Information supplied: Begin

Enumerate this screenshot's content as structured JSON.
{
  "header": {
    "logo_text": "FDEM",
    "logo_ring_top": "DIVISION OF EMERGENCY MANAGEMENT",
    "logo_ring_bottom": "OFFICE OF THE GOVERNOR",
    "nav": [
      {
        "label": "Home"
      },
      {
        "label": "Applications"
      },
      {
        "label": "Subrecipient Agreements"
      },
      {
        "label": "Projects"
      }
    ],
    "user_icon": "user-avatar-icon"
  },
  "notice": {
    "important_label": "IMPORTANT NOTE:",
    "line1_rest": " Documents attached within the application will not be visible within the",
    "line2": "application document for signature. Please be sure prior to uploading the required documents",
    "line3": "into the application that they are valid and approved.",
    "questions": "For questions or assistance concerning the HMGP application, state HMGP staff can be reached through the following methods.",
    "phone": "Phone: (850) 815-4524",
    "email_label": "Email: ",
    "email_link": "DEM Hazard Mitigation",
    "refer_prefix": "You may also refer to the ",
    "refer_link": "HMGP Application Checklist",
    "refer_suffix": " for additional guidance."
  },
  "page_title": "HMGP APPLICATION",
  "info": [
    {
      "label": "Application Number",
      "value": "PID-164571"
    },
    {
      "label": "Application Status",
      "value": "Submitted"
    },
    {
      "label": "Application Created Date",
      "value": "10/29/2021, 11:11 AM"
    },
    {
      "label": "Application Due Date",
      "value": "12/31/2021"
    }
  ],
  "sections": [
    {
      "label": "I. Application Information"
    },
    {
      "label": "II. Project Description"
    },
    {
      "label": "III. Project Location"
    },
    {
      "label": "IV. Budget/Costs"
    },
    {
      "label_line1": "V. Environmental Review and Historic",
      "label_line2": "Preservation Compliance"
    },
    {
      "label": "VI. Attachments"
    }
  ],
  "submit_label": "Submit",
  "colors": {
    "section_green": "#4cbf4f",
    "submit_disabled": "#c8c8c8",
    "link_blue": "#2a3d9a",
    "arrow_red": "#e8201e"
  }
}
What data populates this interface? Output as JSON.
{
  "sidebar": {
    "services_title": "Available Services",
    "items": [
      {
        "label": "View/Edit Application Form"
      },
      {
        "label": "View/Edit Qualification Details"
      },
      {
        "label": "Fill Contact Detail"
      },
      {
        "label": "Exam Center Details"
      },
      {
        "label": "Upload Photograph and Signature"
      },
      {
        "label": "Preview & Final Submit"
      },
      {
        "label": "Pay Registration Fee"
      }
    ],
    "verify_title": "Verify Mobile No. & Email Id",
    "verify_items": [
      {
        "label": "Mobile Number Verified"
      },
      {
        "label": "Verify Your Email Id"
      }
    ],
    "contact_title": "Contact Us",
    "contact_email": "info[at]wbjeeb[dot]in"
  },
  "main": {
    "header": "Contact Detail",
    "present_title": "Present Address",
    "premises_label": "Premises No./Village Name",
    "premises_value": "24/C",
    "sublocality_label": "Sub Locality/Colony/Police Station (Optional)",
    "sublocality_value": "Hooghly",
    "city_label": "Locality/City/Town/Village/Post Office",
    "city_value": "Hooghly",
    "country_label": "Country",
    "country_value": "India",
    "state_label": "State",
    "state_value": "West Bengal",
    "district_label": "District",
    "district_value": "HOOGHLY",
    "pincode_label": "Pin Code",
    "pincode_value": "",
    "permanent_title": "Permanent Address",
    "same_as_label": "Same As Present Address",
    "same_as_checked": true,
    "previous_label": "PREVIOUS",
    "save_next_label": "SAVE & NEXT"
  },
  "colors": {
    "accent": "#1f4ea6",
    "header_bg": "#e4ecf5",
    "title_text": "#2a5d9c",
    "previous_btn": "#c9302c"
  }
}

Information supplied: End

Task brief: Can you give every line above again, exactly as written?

Reply to the exercise:
Enumerate this screenshot's content as structured JSON.
{
  "header": {
    "logo_text": "FDEM",
    "logo_ring_top": "DIVISION OF EMERGENCY MANAGEMENT",
    "logo_ring_bottom": "OFFICE OF THE GOVERNOR",
    "nav": [
      {
        "label": "Home"
      },
      {
        "label": "Applications"
      },
      {
        "label": "Subrecipient Agreements"
      },
      {
        "label": "Projects"
      }
    ],
    "user_icon": "user-avatar-icon"
  },
  "notice": {
    "important_label": "IMPORTANT NOTE:",
    "line1_rest": " Documents attached within the application will not be visible within the",
    "line2": "application document for signature. Please be sure prior to uploading the required documents",
    "line3": "into the application that they are valid and approved.",
    "questions": "For questions or assistance concerning the HMGP application, state HMGP staff can be reached through the following methods.",
    "phone": "Phone: (850) 815-4524",
    "email_label": "Email: ",
    "email_link": "DEM Hazard Mitigation",
    "refer_prefix": "You may also refer to the ",
    "refer_link": "HMGP Application Checklist",
    "refer_suffix": " for additional guidance."
  },
  "page_title": "HMGP APPLICATION",
  "info": [
    {
      "label": "Application Number",
      "value": "PID-164571"
    },
    {
      "label": "Application Status",
      "value": "Submitted"
    },
    {
      "label": "Application Created Date",
      "value": "10/29/2021, 11:11 AM"
    },
    {
      "label": "Application Due Date",
      "value": "12/31/2021"
    }
  ],
  "sections": [
    {
      "label": "I. Application Information"
    },
    {
      "label": "II. Project Description"
    },
    {
      "label": "III. Project Location"
    },
    {
      "label": "IV. Budget/Costs"
    },
    {
      "label_line1": "V. Environmental Review and Historic",
      "label_line2": "Preservation Compliance"
    },
    {
      "label": "VI. Attachments"
    }
  ],
  "submit_label": "Submit",
  "colors": {
    "section_green": "#4cbf4f",
    "submit_disabled": "#c8c8c8",
    "link_blue": "#2a3d9a",
    "arrow_red": "#e8201e"
  }
}
What data populates this interface? Output as JSON.
{
  "sidebar": {
    "services_title": "Available Services",
    "items": [
      {
        "label": "View/Edit Application Form"
      },
      {
        "label": "View/Edit Qualification Details"
      },
      {
        "label": "Fill Contact Detail"
      },
      {
        "label": "Exam Center Details"
      },
      {
        "label": "Upload Photograph and Signature"
      },
      {
        "label": "Preview & Final Submit"
      },
      {
        "label": "Pay Registration Fee"
      }
    ],
    "verify_title": "Verify Mobile No. & Email Id",
    "verify_items": [
      {
        "label": "Mobile Number Verified"
      },
      {
        "label": "Verify Your Email Id"
      }
    ],
    "contact_title": "Contact Us",
    "contact_email": "info[at]wbjeeb[dot]in"
  },
  "main": {
    "header": "Contact Detail",
    "present_title": "Present Address",
    "premises_label": "Premises No./Village Name",
    "premises_value": "24/C",
    "sublocality_label": "Sub Locality/Colony/Police Station (Optional)",
    "sublocality_value": "Hooghly",
    "city_label": "Locality/City/Town/Village/Post Office",
    "city_value": "Hooghly",
    "country_label": "Country",
    "country_value": "India",
    "state_label": "State",
    "state_value": "West Bengal",
    "district_label": "District",
    "district_value": "HOOGHLY",
    "pincode_label": "Pin Code",
    "pincode_value": "",
    "permanent_title": "Permanent Address",
    "same_as_label": "Same As Present Address",
    "same_as_checked": true,
    "previous_label": "PREVIOUS",
    "save_next_label": "SAVE & NEXT"
  },
  "colors": {
    "accent": "#1f4ea6",
    "header_bg": "#e4ecf5",
    "title_text": "#2a5d9c",
    "previous_btn": "#c9302c"
  }
}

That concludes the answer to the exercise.